Ennio Morricone, (10 November 1928 – 6 July 2020) was an Italian composer, orchestrator, conductor, and trumpet player who wrote music in a wide range of styles. Morricone composed over 400 scores for cinema and television, as well as over 100 classical works. His score to The Good, the Bad and the Ugly (1966) is considered one of the most influential soundtracks in history and was inducted into the Grammy Hall of Fame.
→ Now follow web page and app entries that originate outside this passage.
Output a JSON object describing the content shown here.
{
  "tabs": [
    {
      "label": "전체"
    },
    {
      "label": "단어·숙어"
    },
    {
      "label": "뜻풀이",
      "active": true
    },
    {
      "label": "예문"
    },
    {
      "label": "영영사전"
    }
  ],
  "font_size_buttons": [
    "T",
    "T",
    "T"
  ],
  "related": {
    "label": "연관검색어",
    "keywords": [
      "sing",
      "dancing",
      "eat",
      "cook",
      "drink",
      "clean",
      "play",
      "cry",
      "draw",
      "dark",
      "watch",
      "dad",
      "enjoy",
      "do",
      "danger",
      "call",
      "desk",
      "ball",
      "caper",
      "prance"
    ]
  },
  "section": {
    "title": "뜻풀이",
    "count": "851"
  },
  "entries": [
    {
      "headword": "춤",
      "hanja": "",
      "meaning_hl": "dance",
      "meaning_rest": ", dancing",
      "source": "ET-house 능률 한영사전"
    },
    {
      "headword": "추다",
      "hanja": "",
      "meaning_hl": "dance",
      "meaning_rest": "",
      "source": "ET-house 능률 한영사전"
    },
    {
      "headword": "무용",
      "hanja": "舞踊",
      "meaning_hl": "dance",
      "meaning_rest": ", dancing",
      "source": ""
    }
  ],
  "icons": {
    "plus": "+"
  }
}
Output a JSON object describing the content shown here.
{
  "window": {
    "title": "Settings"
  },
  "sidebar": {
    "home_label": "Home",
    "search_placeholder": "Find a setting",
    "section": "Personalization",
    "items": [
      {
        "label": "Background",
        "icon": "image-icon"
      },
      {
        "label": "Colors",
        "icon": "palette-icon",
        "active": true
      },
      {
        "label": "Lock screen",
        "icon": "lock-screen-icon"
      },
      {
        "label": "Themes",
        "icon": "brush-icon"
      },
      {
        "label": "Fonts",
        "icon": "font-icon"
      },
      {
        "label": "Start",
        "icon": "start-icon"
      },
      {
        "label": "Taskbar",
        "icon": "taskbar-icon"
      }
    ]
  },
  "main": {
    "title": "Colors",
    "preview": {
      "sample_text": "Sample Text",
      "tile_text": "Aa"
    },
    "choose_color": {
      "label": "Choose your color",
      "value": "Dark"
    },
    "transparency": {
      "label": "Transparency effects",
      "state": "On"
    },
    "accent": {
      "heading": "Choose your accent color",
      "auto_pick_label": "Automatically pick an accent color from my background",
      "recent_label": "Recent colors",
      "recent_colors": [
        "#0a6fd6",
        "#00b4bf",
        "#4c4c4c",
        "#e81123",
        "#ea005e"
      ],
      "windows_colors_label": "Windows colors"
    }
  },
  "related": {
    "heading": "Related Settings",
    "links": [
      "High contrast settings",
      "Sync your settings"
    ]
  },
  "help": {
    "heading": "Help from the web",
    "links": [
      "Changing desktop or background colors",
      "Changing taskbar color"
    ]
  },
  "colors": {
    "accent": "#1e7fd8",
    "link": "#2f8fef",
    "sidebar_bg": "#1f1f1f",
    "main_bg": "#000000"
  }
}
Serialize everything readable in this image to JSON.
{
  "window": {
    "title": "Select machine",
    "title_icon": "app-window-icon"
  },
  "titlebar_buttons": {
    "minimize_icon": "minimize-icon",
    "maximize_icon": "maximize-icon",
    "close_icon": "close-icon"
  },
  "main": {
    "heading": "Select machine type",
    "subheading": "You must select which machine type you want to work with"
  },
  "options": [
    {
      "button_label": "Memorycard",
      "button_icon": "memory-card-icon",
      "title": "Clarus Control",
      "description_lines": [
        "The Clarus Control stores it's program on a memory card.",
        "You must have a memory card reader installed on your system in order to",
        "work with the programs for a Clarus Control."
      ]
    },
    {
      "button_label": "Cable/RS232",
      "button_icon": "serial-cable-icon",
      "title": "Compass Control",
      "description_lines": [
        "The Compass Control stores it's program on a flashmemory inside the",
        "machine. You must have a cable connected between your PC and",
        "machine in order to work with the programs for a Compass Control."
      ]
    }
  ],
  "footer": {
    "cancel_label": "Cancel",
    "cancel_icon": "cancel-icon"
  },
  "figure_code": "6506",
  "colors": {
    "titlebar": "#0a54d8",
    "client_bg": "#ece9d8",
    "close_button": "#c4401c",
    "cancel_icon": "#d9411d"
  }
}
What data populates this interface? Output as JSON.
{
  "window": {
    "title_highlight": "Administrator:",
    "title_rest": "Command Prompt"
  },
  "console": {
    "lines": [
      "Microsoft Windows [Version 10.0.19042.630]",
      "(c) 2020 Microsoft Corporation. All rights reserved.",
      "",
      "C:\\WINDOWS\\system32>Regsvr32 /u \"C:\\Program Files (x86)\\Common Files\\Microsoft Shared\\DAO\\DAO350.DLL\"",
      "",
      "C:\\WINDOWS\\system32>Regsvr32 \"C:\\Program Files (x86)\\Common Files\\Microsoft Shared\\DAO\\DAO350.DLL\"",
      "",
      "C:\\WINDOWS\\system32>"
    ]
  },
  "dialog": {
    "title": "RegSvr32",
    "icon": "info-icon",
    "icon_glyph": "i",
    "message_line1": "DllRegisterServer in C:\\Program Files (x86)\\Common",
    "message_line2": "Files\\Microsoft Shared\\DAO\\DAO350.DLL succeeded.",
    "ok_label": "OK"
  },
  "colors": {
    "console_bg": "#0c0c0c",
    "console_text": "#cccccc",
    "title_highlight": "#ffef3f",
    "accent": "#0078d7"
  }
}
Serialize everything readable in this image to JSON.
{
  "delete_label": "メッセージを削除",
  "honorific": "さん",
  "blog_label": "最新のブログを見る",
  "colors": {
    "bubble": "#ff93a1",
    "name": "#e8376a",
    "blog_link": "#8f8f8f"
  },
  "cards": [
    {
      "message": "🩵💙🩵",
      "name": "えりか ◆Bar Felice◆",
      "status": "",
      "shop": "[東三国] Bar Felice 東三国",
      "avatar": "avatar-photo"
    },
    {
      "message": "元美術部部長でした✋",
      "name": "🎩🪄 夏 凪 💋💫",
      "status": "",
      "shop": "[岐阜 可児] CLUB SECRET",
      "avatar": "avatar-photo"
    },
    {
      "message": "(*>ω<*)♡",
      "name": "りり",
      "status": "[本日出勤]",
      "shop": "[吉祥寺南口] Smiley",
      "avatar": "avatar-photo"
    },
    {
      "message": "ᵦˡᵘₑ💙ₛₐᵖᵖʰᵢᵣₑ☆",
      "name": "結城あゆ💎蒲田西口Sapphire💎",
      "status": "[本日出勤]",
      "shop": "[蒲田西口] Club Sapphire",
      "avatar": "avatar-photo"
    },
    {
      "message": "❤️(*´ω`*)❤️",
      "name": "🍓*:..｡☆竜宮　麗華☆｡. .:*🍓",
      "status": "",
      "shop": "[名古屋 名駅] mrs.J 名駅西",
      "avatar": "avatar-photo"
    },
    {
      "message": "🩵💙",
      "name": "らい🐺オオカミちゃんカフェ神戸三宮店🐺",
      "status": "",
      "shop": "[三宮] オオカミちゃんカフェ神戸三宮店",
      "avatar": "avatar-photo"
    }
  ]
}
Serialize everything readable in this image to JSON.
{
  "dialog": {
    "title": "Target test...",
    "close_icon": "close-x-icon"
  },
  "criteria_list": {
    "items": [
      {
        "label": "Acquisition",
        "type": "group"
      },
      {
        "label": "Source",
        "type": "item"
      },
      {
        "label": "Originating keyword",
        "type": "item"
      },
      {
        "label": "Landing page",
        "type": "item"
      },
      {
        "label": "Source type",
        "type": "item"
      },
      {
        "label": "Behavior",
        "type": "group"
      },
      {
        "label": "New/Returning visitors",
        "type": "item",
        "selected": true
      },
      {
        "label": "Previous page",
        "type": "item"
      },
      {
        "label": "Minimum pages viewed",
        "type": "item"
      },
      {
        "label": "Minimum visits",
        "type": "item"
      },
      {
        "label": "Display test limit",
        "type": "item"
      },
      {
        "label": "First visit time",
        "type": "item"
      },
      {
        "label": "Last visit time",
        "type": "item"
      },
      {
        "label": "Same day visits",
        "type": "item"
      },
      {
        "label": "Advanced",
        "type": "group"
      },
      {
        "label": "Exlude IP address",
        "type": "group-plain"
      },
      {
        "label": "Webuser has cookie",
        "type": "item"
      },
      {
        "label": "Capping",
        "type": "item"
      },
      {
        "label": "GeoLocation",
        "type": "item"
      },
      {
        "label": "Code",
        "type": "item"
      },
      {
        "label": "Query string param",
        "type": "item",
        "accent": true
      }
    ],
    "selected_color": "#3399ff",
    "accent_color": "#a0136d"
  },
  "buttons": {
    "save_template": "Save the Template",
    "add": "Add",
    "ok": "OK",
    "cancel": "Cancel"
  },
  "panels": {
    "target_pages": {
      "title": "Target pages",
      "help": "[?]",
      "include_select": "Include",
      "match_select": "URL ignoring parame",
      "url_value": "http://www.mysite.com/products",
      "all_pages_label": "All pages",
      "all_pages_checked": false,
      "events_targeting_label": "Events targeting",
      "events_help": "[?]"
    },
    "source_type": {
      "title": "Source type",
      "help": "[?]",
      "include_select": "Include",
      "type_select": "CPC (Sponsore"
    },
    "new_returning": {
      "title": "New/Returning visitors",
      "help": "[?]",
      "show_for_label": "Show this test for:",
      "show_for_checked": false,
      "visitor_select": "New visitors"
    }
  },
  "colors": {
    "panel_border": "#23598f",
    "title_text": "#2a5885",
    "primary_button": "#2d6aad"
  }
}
His filmography includes over 70 award-winning films, all Sergio Leone‘s films since A Fistful of Dollars, all Giuseppe Tornatore‘s films since Cinema Paradiso, The Battle of Algiers, Dario Argento‘s Animal Trilogy, 1900, Exorcist II, Days of Heaven, several major films in French cinema, in particular the comedy trilogy La Cage aux Folles I, II, III and Le Professionnel, as well as The Thing, Once Upon a Time in America, The Mission, The Untouchables, Mission to Mars, Bugsy, Disclosure, In the Line of Fire, Bulworth, Ripley’s Game and The Hateful Eight. Morricone is widely regarded as one of the greatest and most influential film composers of all time. Ennio Morricone had a proud sense of his status. “Maestro” was how the Italian composer, who has died aged 91, insisted on being addressed. “From my point of view, a question of this kind could be treated as an insult,” he told an interviewer who had the temerity to ask if he collaborated with musicians. “To my knowledge, neither Beethoven nor Bach nor Stravinsky would invite anybody to work on the arrangements of their pieces.” Hard-working and prolific, he wrote symphonies, concertos, an opera, pop songs, experimental music, and soundtracks for television and theatre. But he will be remembered for his more than 450 film scores, done in a huge range of styles and to the highest levels of musicianship. The maestro liked to conduct and orchestrate his own work. “The best film music is music that you can hear,” he said in 1995. “Music you can’t hear, no matter how good, is bad film music.” He found his ideal director in Sergio Leone, a former schoolmate in Rome in the 1930s. The succession of westerns that they made together began in 1964 with A Fistful of Dollars. Its hallucinatory rendering of the cowboy genre owed as much to the music as Leone’s potent visuals. Morricone’s eccentric, inventive scores were like an audio mirage amid the arid landscapes and silent men of the West. There were twangy electric guitars, clip-clopping rhythms, martial drumming, mariachi horns, whistling, hearty male chorals, ethereal female harmonising, soft-focus ballads and the sounds of whips cracking and pistols firing. Its tone was deadly serious, a virile matter of life and death, yet also laced with a playful, even kitsch, sense of levity. The result reached beyond genre towards “pure film”, a uniquely cinematic fusion of sound and image. A Fistful of Dollars was based on — or ripped off, as a subsequent lawsuit claimed — a Japanese film, Akira Kurosawa’s Yojimbo. But Morricone and Leone’s union of music and image had a distinctively Italian character. Their films were dubbed “spaghetti westerns”, a description Morricone detested (“Because it’s not a food!”). He preferred “Italian westerns”. Ennio Morricone influenced many artists from other styles and genres, including Danger Mouse, Dire Straits, Muse, Metallica, Radiohead and Hans Zimmer.